## YOUR ASSIGNMENT
Say how many lines in the entries hold the string "Announcement", giving the number by itself.

## INPUT
= Beginning of Section =
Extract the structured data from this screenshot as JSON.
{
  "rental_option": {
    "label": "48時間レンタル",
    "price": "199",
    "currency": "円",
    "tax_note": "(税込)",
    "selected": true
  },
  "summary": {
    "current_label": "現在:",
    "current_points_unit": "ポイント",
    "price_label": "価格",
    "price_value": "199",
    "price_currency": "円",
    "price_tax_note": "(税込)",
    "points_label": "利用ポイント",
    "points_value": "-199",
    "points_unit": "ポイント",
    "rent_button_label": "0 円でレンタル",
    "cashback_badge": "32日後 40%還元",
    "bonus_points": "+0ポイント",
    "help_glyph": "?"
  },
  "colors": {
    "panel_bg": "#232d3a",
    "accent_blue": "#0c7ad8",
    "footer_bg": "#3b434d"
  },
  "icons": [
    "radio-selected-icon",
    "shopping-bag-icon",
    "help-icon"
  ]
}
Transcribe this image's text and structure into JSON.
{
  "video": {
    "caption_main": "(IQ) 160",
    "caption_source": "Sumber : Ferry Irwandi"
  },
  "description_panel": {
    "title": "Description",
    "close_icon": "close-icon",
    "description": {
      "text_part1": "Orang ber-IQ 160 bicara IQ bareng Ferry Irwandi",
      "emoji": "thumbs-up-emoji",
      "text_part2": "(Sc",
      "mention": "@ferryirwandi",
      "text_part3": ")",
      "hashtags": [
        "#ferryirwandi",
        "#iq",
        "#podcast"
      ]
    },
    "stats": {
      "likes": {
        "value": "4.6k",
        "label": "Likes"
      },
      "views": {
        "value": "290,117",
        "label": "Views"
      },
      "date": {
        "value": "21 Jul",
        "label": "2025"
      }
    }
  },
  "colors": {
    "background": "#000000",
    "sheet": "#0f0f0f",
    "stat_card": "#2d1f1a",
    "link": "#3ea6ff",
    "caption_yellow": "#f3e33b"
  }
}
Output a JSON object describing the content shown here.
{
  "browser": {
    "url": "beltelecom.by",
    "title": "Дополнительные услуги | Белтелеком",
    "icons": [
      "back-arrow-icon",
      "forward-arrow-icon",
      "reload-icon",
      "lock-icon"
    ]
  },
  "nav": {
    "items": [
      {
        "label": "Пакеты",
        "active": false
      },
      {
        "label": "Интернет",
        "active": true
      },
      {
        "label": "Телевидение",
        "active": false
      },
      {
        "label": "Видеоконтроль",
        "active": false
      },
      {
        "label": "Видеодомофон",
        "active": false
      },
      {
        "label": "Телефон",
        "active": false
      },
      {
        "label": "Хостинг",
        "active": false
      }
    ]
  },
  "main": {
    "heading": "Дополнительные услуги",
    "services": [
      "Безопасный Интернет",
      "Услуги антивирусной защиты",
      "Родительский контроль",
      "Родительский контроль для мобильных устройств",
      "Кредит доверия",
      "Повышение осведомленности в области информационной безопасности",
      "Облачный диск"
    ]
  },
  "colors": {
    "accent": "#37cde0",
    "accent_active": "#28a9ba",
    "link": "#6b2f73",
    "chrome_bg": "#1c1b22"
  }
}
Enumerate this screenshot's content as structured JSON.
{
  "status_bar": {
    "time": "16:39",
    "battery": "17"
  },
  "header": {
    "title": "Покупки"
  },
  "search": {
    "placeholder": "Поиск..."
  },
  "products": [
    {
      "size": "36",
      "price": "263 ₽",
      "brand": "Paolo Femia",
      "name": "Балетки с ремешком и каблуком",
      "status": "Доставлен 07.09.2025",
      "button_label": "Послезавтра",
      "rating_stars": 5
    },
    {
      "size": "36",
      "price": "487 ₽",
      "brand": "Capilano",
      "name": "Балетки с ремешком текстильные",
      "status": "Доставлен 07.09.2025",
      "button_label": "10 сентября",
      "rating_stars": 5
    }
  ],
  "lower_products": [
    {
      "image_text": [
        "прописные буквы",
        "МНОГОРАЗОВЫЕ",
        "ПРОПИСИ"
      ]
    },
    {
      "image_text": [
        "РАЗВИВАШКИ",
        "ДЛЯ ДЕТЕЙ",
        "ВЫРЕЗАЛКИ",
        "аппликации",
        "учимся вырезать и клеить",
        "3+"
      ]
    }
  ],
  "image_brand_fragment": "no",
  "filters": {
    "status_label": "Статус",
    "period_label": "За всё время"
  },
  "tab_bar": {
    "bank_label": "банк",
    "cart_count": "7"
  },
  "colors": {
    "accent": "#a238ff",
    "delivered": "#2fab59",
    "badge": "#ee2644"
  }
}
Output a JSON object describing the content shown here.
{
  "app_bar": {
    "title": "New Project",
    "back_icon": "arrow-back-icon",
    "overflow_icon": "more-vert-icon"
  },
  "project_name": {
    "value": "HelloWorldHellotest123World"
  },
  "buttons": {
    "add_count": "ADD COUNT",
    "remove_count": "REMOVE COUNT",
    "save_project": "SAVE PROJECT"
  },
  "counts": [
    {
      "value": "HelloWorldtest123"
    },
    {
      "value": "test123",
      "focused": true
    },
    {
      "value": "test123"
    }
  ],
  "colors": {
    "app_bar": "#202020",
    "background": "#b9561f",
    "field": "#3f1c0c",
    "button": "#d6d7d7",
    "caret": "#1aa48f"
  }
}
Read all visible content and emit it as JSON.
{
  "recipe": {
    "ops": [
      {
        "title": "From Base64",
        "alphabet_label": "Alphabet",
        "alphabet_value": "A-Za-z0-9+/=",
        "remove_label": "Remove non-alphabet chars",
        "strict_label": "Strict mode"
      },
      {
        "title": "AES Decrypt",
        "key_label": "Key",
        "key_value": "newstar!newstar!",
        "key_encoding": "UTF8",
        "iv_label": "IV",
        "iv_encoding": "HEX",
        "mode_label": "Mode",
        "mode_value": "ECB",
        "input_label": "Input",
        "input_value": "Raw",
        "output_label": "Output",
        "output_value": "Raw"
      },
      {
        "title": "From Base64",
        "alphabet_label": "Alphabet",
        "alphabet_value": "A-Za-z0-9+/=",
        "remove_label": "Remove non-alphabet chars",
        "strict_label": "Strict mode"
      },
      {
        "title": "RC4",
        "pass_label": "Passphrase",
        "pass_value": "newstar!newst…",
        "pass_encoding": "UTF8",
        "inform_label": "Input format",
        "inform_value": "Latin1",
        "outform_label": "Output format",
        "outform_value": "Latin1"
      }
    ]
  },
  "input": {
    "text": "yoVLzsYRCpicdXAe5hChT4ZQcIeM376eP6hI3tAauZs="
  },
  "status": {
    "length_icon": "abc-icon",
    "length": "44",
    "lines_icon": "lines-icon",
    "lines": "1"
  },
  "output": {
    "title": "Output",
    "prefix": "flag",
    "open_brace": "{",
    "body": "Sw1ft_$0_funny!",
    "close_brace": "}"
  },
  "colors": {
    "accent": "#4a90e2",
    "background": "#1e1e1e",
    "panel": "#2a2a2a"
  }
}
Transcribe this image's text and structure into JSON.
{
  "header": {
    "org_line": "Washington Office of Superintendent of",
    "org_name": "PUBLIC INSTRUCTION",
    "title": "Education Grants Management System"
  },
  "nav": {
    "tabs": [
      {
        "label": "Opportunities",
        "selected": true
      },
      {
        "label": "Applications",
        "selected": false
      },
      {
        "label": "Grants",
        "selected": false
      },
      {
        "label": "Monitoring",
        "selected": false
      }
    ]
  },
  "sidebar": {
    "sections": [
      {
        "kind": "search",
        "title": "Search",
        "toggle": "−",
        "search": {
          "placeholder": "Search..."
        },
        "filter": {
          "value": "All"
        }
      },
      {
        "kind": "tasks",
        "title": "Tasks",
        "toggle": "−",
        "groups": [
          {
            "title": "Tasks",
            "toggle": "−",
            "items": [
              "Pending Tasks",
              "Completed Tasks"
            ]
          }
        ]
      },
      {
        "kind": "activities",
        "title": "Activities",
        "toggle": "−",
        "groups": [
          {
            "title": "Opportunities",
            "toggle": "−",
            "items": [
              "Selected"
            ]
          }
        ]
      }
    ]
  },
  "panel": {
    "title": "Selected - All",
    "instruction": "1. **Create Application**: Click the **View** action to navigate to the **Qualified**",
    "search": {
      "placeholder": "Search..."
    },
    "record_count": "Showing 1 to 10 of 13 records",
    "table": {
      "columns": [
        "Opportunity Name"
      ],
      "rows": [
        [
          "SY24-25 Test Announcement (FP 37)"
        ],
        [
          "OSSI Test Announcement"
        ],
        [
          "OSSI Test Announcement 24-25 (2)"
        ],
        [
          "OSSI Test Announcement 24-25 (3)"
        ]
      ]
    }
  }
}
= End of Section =
## SOLUTION FOR THIS PROBLEM
4